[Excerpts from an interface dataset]
---------------
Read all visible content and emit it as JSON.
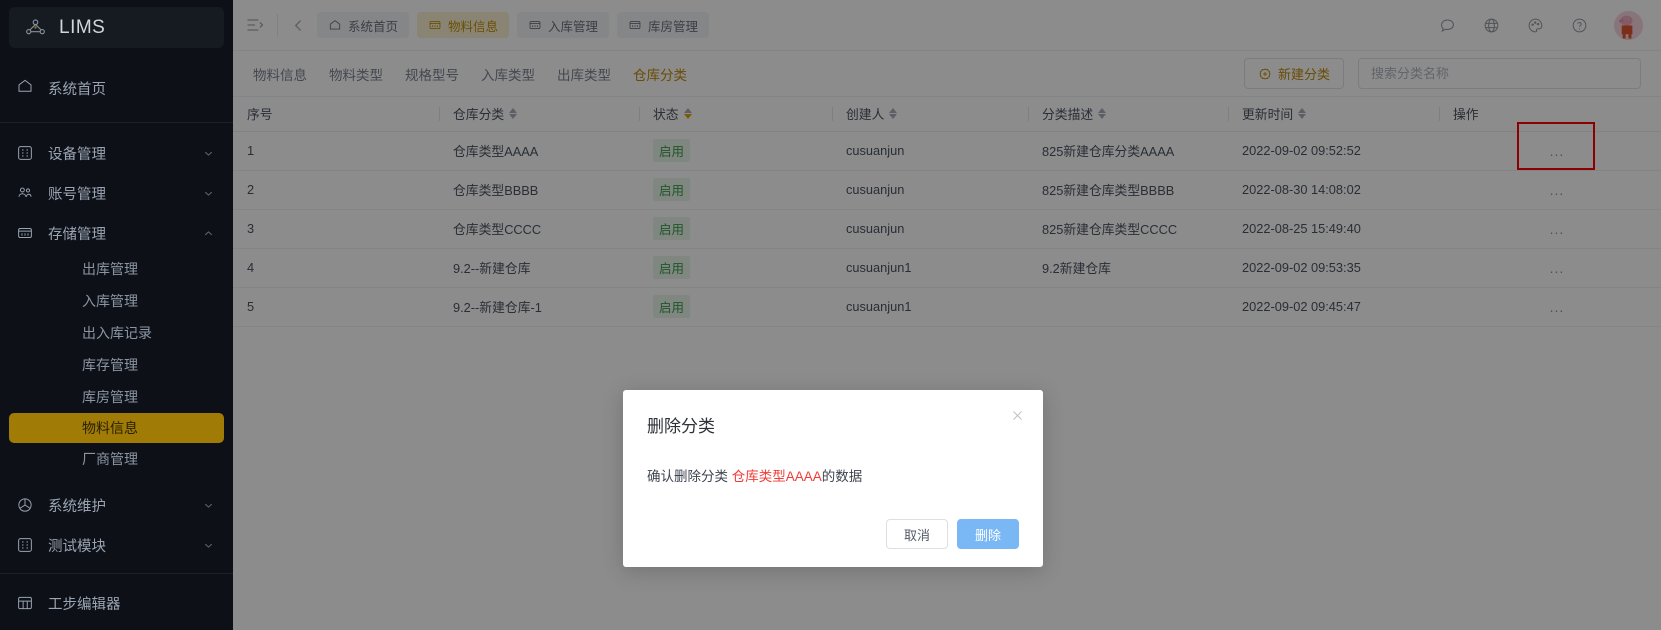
{
  "app": {
    "brand": "LIMS",
    "logo_icon": "network-node-icon"
  },
  "sidebar": {
    "home": {
      "label": "系统首页",
      "icon": "home-icon"
    },
    "groups": [
      {
        "label": "设备管理",
        "icon": "device-grid-icon",
        "expanded": false
      },
      {
        "label": "账号管理",
        "icon": "users-icon",
        "expanded": false
      },
      {
        "label": "存储管理",
        "icon": "storage-box-icon",
        "expanded": true
      }
    ],
    "storage_children": [
      {
        "label": "出库管理",
        "active": false
      },
      {
        "label": "入库管理",
        "active": false
      },
      {
        "label": "出入库记录",
        "active": false
      },
      {
        "label": "库存管理",
        "active": false
      },
      {
        "label": "库房管理",
        "active": false
      },
      {
        "label": "物料信息",
        "active": true
      },
      {
        "label": "厂商管理",
        "active": false
      }
    ],
    "groups_tail": [
      {
        "label": "系统维护",
        "icon": "wrench-circle-icon",
        "expanded": false
      },
      {
        "label": "测试模块",
        "icon": "test-grid-icon",
        "expanded": false
      }
    ],
    "footer_item": {
      "label": "工步编辑器",
      "icon": "table-icon"
    },
    "active_color": "#a07b06"
  },
  "topbar": {
    "menu_toggle_icon": "menu-collapse-icon",
    "back_icon": "chevron-left-icon",
    "tabs": [
      {
        "label": "系统首页",
        "icon": "home-icon",
        "active": false
      },
      {
        "label": "物料信息",
        "icon": "storage-box-icon",
        "active": true
      },
      {
        "label": "入库管理",
        "icon": "storage-box-icon",
        "active": false
      },
      {
        "label": "库房管理",
        "icon": "storage-box-icon",
        "active": false
      }
    ],
    "right_icons": [
      {
        "name": "chat-icon"
      },
      {
        "name": "globe-icon"
      },
      {
        "name": "palette-icon"
      },
      {
        "name": "help-icon"
      }
    ],
    "avatar_name": "user-avatar",
    "active_tab_color": "#c39309"
  },
  "subnav": {
    "tabs": [
      {
        "label": "物料信息",
        "active": false
      },
      {
        "label": "物料类型",
        "active": false
      },
      {
        "label": "规格型号",
        "active": false
      },
      {
        "label": "入库类型",
        "active": false
      },
      {
        "label": "出库类型",
        "active": false
      },
      {
        "label": "仓库分类",
        "active": true
      }
    ],
    "new_button": {
      "label": "新建分类",
      "icon": "plus-circle-icon"
    },
    "search": {
      "placeholder": "搜索分类名称",
      "value": ""
    }
  },
  "table": {
    "columns": [
      {
        "label": "序号",
        "sortable": false,
        "sort_active": false
      },
      {
        "label": "仓库分类",
        "sortable": true,
        "sort_active": false
      },
      {
        "label": "状态",
        "sortable": true,
        "sort_active": true
      },
      {
        "label": "创建人",
        "sortable": true,
        "sort_active": false
      },
      {
        "label": "分类描述",
        "sortable": true,
        "sort_active": false
      },
      {
        "label": "更新时间",
        "sortable": true,
        "sort_active": false
      },
      {
        "label": "操作",
        "sortable": false,
        "sort_active": false
      }
    ],
    "rows": [
      {
        "index": "1",
        "category": "仓库类型AAAA",
        "status": "启用",
        "creator": "cusuanjun",
        "desc": "825新建仓库分类AAAA",
        "updated": "2022-09-02 09:52:52",
        "action": "..."
      },
      {
        "index": "2",
        "category": "仓库类型BBBB",
        "status": "启用",
        "creator": "cusuanjun",
        "desc": "825新建仓库类型BBBB",
        "updated": "2022-08-30 14:08:02",
        "action": "..."
      },
      {
        "index": "3",
        "category": "仓库类型CCCC",
        "status": "启用",
        "creator": "cusuanjun",
        "desc": "825新建仓库类型CCCC",
        "updated": "2022-08-25 15:49:40",
        "action": "..."
      },
      {
        "index": "4",
        "category": "9.2--新建仓库",
        "status": "启用",
        "creator": "cusuanjun1",
        "desc": "9.2新建仓库",
        "updated": "2022-09-02 09:53:35",
        "action": "..."
      },
      {
        "index": "5",
        "category": "9.2--新建仓库-1",
        "status": "启用",
        "creator": "cusuanjun1",
        "desc": "",
        "updated": "2022-09-02 09:45:47",
        "action": "..."
      }
    ],
    "highlight": {
      "name": "row-1-action-highlight",
      "color": "#ff0000"
    },
    "status_color": "#3a9d4e"
  },
  "modal": {
    "title": "删除分类",
    "close_icon": "close-icon",
    "message_prefix": "确认删除分类 ",
    "message_target": "仓库类型AAAA",
    "message_suffix": "的数据",
    "cancel_label": "取消",
    "confirm_label": "删除",
    "target_color": "#f03b36",
    "confirm_color": "#7ab8f5"
  }
}
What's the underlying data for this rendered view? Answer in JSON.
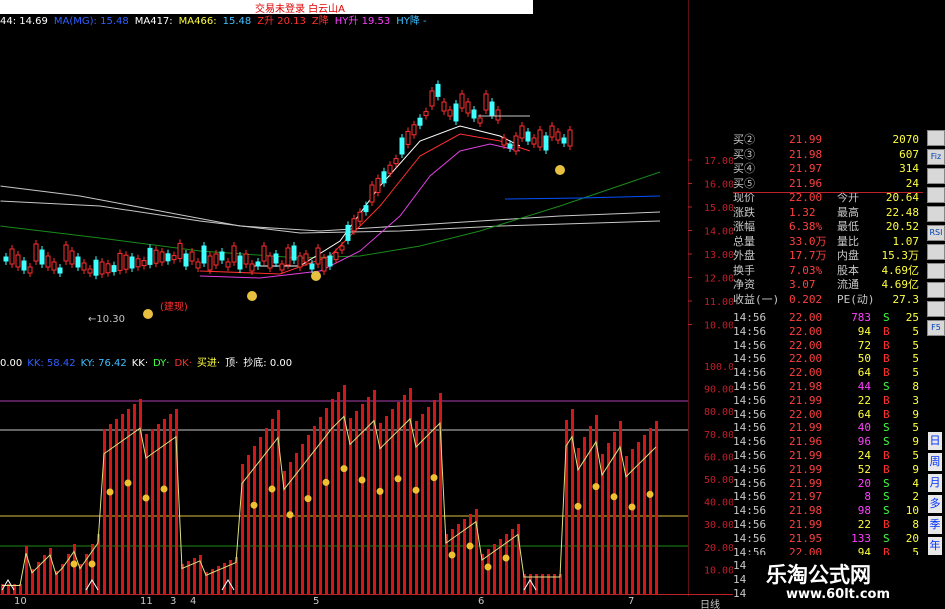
{
  "title_strip": {
    "text": "交易未登录 白云山A"
  },
  "ma_header": {
    "items": [
      {
        "text": "44: 14.69",
        "color": "#ffffff"
      },
      {
        "text": "MA(MG): 15.48",
        "color": "#3060ff"
      },
      {
        "text": "MA417:",
        "color": "#ffffff"
      },
      {
        "text": "MA466:",
        "color": "#ffff40"
      },
      {
        "text": "15.48",
        "color": "#40c0ff"
      },
      {
        "text": "Z升 20.13",
        "color": "#ff3030"
      },
      {
        "text": "Z降",
        "color": "#ff3030"
      },
      {
        "text": "HY升 19.53",
        "color": "#ff40ff"
      },
      {
        "text": "HY降 -",
        "color": "#40c0ff"
      }
    ]
  },
  "price_axis": [
    "17.00",
    "16.00",
    "15.00",
    "14.00",
    "13.00",
    "12.00",
    "11.00",
    "10.00"
  ],
  "annotations": {
    "low_price": "←10.30",
    "signal": "(建现)"
  },
  "indicator_header": {
    "items": [
      {
        "text": "0.00",
        "color": "#ffffff"
      },
      {
        "text": "KK: 58.42",
        "color": "#3060ff"
      },
      {
        "text": "KY: 76.42",
        "color": "#40c0ff"
      },
      {
        "text": "KK·",
        "color": "#ffffff"
      },
      {
        "text": "DY·",
        "color": "#40ff40"
      },
      {
        "text": "DK·",
        "color": "#ff3030"
      },
      {
        "text": "买进·",
        "color": "#ffff40"
      },
      {
        "text": "顶·",
        "color": "#ffffff"
      },
      {
        "text": "抄底: 0.00",
        "color": "#ffffff"
      }
    ]
  },
  "indicator_axis": [
    "100.0",
    "90.00",
    "80.00",
    "70.00",
    "60.00",
    "50.00",
    "40.00",
    "30.00",
    "20.00",
    "10.00"
  ],
  "x_axis_labels": [
    "10",
    "11",
    "3",
    "4",
    "5",
    "6",
    "7"
  ],
  "period_label": "日线",
  "quote_panel": {
    "rows": [
      {
        "l": "买②",
        "v": "21.99",
        "v2": "2070"
      },
      {
        "l": "买③",
        "v": "21.98",
        "v2": "607"
      },
      {
        "l": "买④",
        "v": "21.97",
        "v2": "314"
      },
      {
        "l": "买⑤",
        "v": "21.96",
        "v2": "24"
      },
      {
        "l": "现价",
        "v": "22.00",
        "l2": "今开",
        "v2": "20.64"
      },
      {
        "l": "涨跌",
        "v": "1.32",
        "l2": "最高",
        "v2": "22.48"
      },
      {
        "l": "涨幅",
        "v": "6.38%",
        "l2": "最低",
        "v2": "20.52"
      },
      {
        "l": "总量",
        "v": "33.0万",
        "l2": "量比",
        "v2": "1.07"
      },
      {
        "l": "外盘",
        "v": "17.7万",
        "l2": "内盘",
        "v2": "15.3万"
      },
      {
        "l": "换手",
        "v": "7.03%",
        "l2": "股本",
        "v2": "4.69亿"
      },
      {
        "l": "净资",
        "v": "3.07",
        "l2": "流通",
        "v2": "4.69亿"
      },
      {
        "l": "收益(一)",
        "v": "0.202",
        "l2": "PE(动)",
        "v2": "27.3"
      }
    ]
  },
  "ticks": [
    {
      "t": "14:56",
      "p": "22.00",
      "q": "783",
      "s": "S",
      "n": "25"
    },
    {
      "t": "14:56",
      "p": "22.00",
      "q": "94",
      "s": "B",
      "n": "5"
    },
    {
      "t": "14:56",
      "p": "22.00",
      "q": "72",
      "s": "B",
      "n": "5"
    },
    {
      "t": "14:56",
      "p": "22.00",
      "q": "50",
      "s": "B",
      "n": "5"
    },
    {
      "t": "14:56",
      "p": "22.00",
      "q": "64",
      "s": "B",
      "n": "5"
    },
    {
      "t": "14:56",
      "p": "21.98",
      "q": "44",
      "s": "S",
      "n": "8"
    },
    {
      "t": "14:56",
      "p": "21.99",
      "q": "22",
      "s": "B",
      "n": "3"
    },
    {
      "t": "14:56",
      "p": "22.00",
      "q": "64",
      "s": "B",
      "n": "9"
    },
    {
      "t": "14:56",
      "p": "21.99",
      "q": "40",
      "s": "S",
      "n": "5"
    },
    {
      "t": "14:56",
      "p": "21.96",
      "q": "96",
      "s": "S",
      "n": "9"
    },
    {
      "t": "14:56",
      "p": "21.99",
      "q": "24",
      "s": "B",
      "n": "5"
    },
    {
      "t": "14:56",
      "p": "21.99",
      "q": "52",
      "s": "B",
      "n": "9"
    },
    {
      "t": "14:56",
      "p": "21.99",
      "q": "20",
      "s": "S",
      "n": "4"
    },
    {
      "t": "14:56",
      "p": "21.97",
      "q": "8",
      "s": "S",
      "n": "2"
    },
    {
      "t": "14:56",
      "p": "21.98",
      "q": "98",
      "s": "S",
      "n": "10"
    },
    {
      "t": "14:56",
      "p": "21.99",
      "q": "22",
      "s": "B",
      "n": "8"
    },
    {
      "t": "14:56",
      "p": "21.95",
      "q": "133",
      "s": "S",
      "n": "20"
    },
    {
      "t": "14:56",
      "p": "22.00",
      "q": "94",
      "s": "B",
      "n": "5"
    },
    {
      "t": "14:",
      "p": "",
      "q": "",
      "s": "",
      "n": ""
    },
    {
      "t": "14:",
      "p": "",
      "q": "",
      "s": "",
      "n": ""
    },
    {
      "t": "14:",
      "p": "",
      "q": "",
      "s": "",
      "n": ""
    }
  ],
  "toolbar": [
    "",
    "Fiz",
    "",
    "",
    "",
    "RSI",
    "",
    "",
    "",
    "",
    "F5"
  ],
  "periods": [
    "日",
    "周",
    "月",
    "多",
    "季",
    "年"
  ],
  "watermark": {
    "line1": "乐淘公式网",
    "line2": "www.60lt.com"
  },
  "colors": {
    "up": "#ff3030",
    "down": "#40ffff",
    "bar": "#d01818",
    "kline": "#ffffff"
  }
}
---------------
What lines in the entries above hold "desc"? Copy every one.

Task solution ▸
        "desc": "825新建仓库分类AAAA",
        "desc": "825新建仓库类型BBBB",
        "desc": "825新建仓库类型CCCC",
        "desc": "9.2新建仓库",
        "desc": "",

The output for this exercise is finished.